  2. In the last five years, legal aid spending after inflation has decreased just as many times as it has increased, but on average, it has risen about 1% per year. Compared to the previous year, spending in 2007/2008 was virtually unchanged, up by less than one-half of one percent.
  3. Cases involving criminal matters accounted for slightly more than half of direct legal aid expenditures. Quebec and Ontario were the only two provinces to spend more on civil matters than criminal matters. The Quebec legal aid plan directed 57% of its spending to civil matters, while in Ontario it was 52%. Elsewhere, the proportion of direct expenditures on civil matters ranged from 26% in Saskatchewan to 46% in New Brunswick.
  4. Legal aid in Canada is funded primarily by governments, both provincial/territorial and federal. In 2007/2008, legal aid plan revenues reached $716 million and government funding accounted for 84% of this amount. The proportion covered by governments has declined gradually from 90% five years earlier. Client contributions and cost recoveries, contributions from the legal profession, and other income, including interest and law foundation grants, are the other main funding sources.
  5. Provincial and territorial governments, which directly fund both criminal and civil legal aid, contributed $495 million in legal aid funding in 2007/2008. This was up 3% from the previous year, after inflation. Federal government funding, which goes toward the cost of criminal legal aid, increased for the first time in seven years in 2007/2008, reaching $111 million. This increase was the result of a measure in the Federal Budget of 2007, which rolled interim funding to the provinces into the annual federal base allocation for criminal legal aid.
  6. About 747,800 applications for legal assistance were received by legal aid plans in the 10 reporting provinces and territories. This represented a decline in applications of 1% and was a continuation of a six-year downward trend. The decline occurred for both criminal and civil legal aid applications.

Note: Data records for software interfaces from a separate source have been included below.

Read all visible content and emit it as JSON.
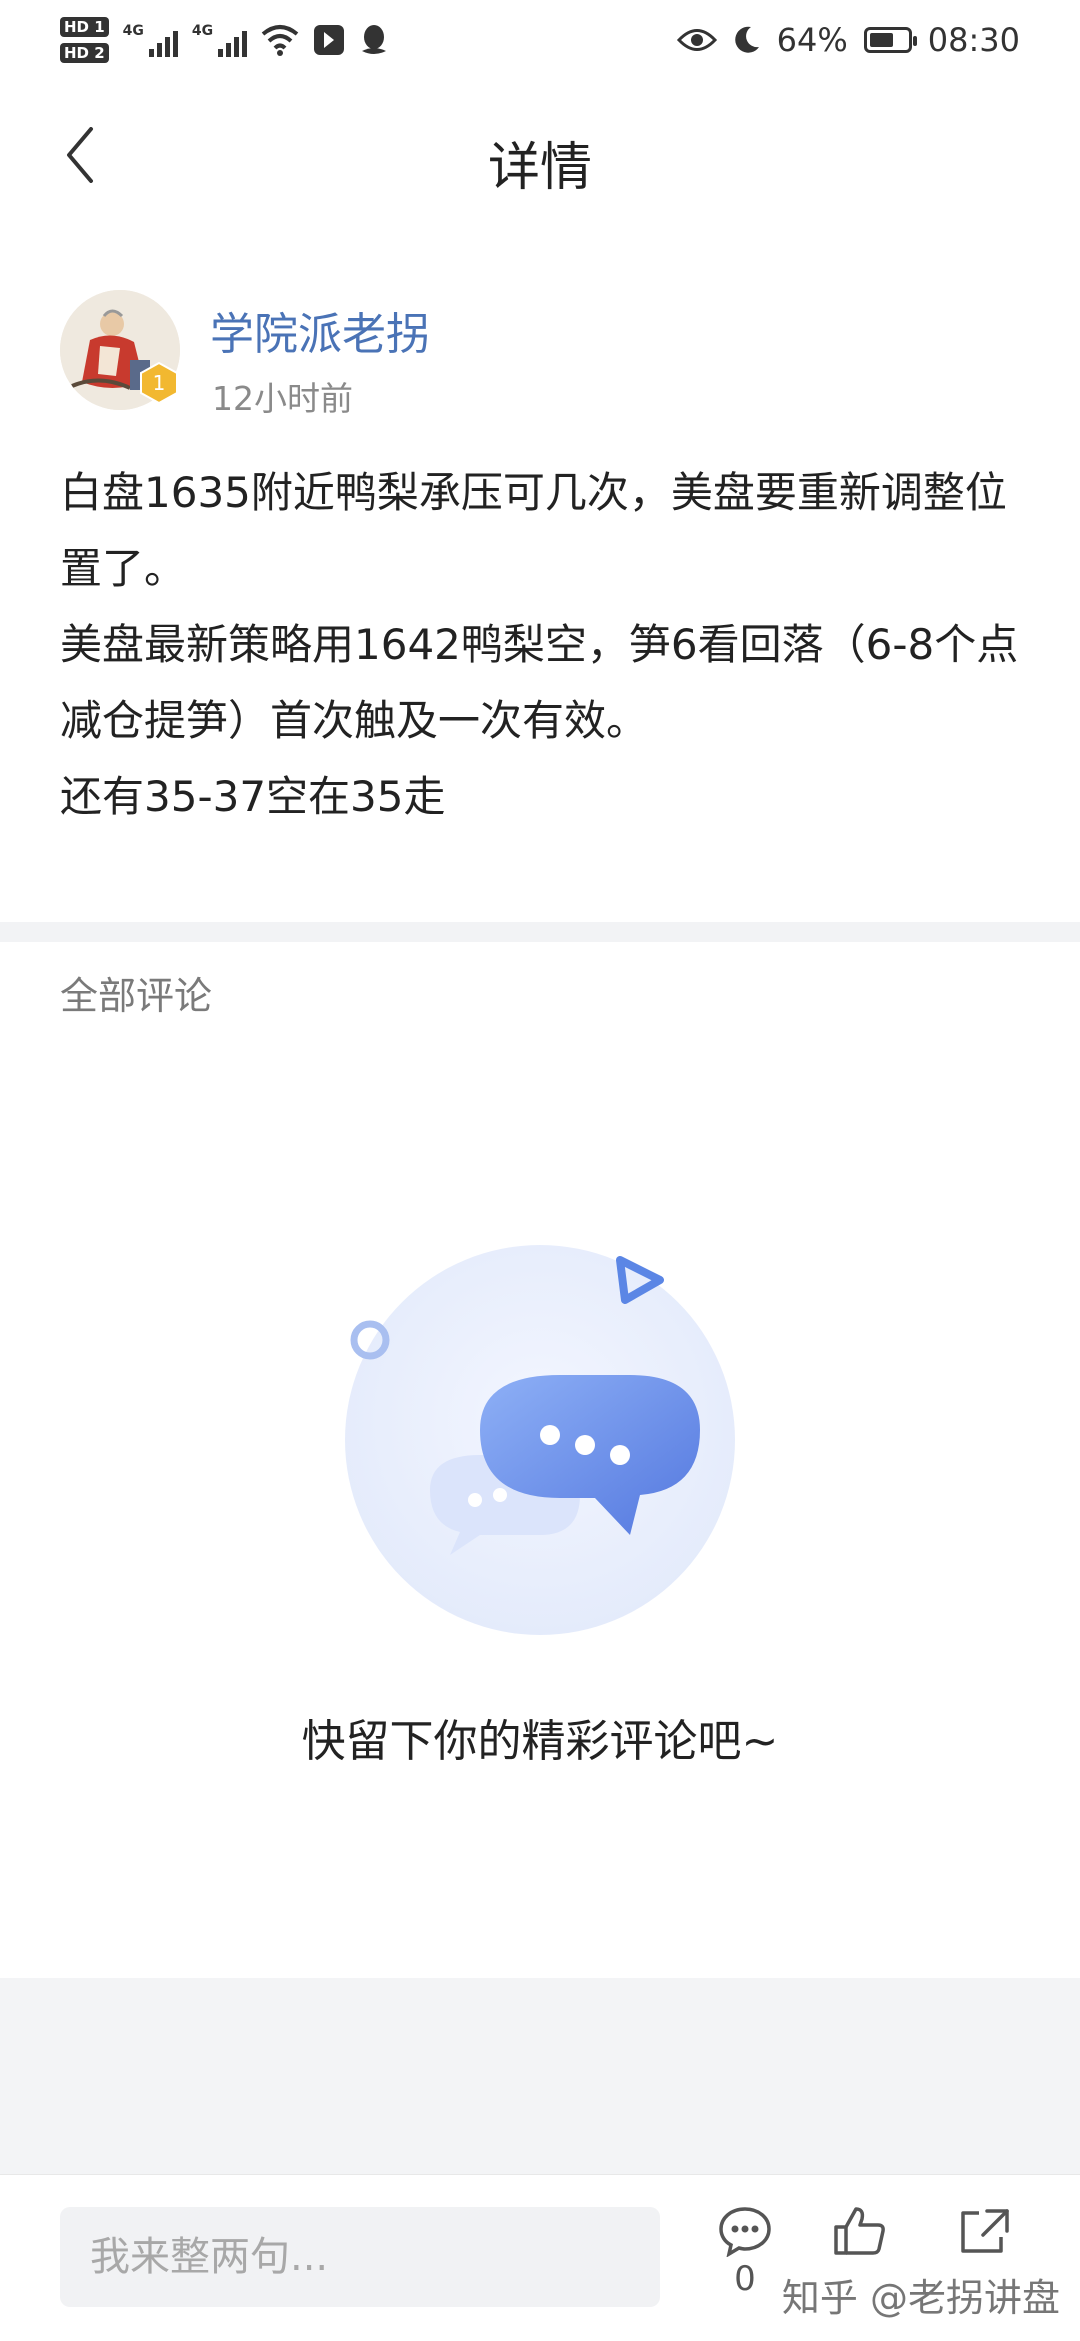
{
  "status_bar": {
    "sim1": "HD 1",
    "sim2": "HD 2",
    "network1": "4G",
    "network2": "4G",
    "battery_percent": "64%",
    "battery_level": 0.64,
    "time": "08:30"
  },
  "header": {
    "title": "详情"
  },
  "post": {
    "author": "学院派老拐",
    "badge_level": "1",
    "time": "12小时前",
    "lines": [
      "白盘1635附近鸭梨承压可几次，美盘要重新调整位置了。",
      "美盘最新策略用1642鸭梨空，笋6看回落（6-8个点减仓提笋）首次触及一次有效。",
      "还有35-37空在35走"
    ]
  },
  "comments": {
    "title": "全部评论",
    "empty_text": "快留下你的精彩评论吧~"
  },
  "bottom_bar": {
    "input_placeholder": "我来整两句...",
    "comment_count": "0",
    "watermark": "知乎 @老拐讲盘"
  },
  "colors": {
    "author": "#4a73b6",
    "accent": "#5b86e5",
    "divider": "#f2f3f5"
  },
  "icons": [
    "back-arrow-icon",
    "comment-icon",
    "like-icon",
    "share-icon",
    "eye-icon",
    "moon-icon",
    "wifi-icon",
    "battery-icon"
  ]
}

  7. There were 472,200 applications approved for full legal aid service in 2007/2008, a figure that was virtually unchanged from the previous year. Approved applications for criminal matters increased by 2%, while those for civil matters declined by an equal amount. Criminal matters accounted for over half (56%) of approved applications.

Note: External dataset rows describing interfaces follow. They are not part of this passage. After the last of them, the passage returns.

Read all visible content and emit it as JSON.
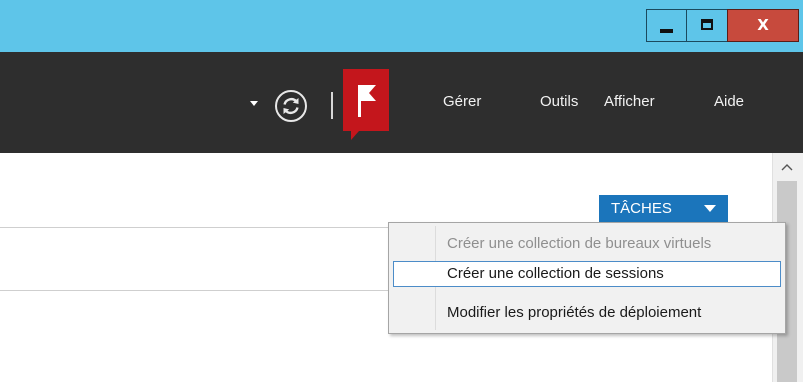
{
  "window": {
    "minimize_icon": "minimize-icon",
    "maximize_icon": "maximize-icon",
    "close_label": "X"
  },
  "toolbar": {
    "refresh_icon": "refresh-icon",
    "notifications_icon": "flag-icon",
    "menu": {
      "gerer": "Gérer",
      "outils": "Outils",
      "afficher": "Afficher",
      "aide": "Aide"
    }
  },
  "tasks": {
    "label": "TÂCHES"
  },
  "context_menu": {
    "items": [
      {
        "label": "Créer une collection de bureaux virtuels",
        "enabled": false
      },
      {
        "label": "Créer une collection de sessions",
        "enabled": true,
        "highlighted": true
      },
      {
        "label": "Modifier les propriétés de déploiement",
        "enabled": true
      }
    ]
  },
  "colors": {
    "titlebar": "#5ec5e9",
    "toolbar": "#2e2e2e",
    "close_button": "#c74a3d",
    "flag_badge": "#c4161c",
    "tasks_button": "#1b75bb",
    "highlight_border": "#4c8cc8"
  }
}
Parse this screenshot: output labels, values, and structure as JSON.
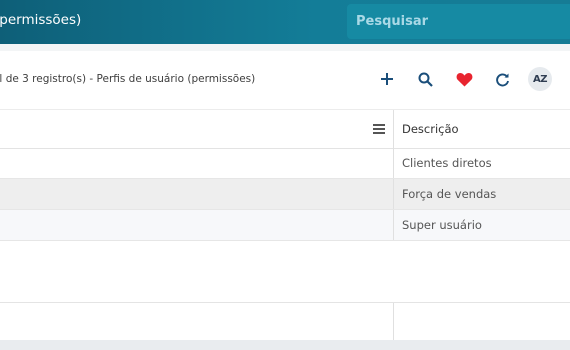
{
  "header": {
    "title": "(permissões)",
    "search_placeholder": "Pesquisar"
  },
  "toolbar": {
    "info": "al de 3 registro(s) - Perfis de usuário (permissões)",
    "sort_label": "AZ",
    "icons": [
      "add-icon",
      "search-icon",
      "favorite-heart-icon",
      "refresh-icon",
      "sort-az-icon"
    ],
    "accent_color": "#1a4e7a",
    "heart_color": "#e8242f"
  },
  "grid": {
    "column_header": "Descrição",
    "rows": [
      {
        "descricao": "Clientes diretos"
      },
      {
        "descricao": "Força de vendas"
      },
      {
        "descricao": "Super usuário"
      }
    ]
  },
  "colors": {
    "topbar": "#137d98",
    "search_bg": "#168aa3"
  }
}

  8. In all provinces and territories, legal aid services are provided by both private and legal aid plan lawyers. In 2007/2008, just over 11,000 lawyers provided such services in the reporting jurisdictions. Almost nine out of ten were private sector lawyers.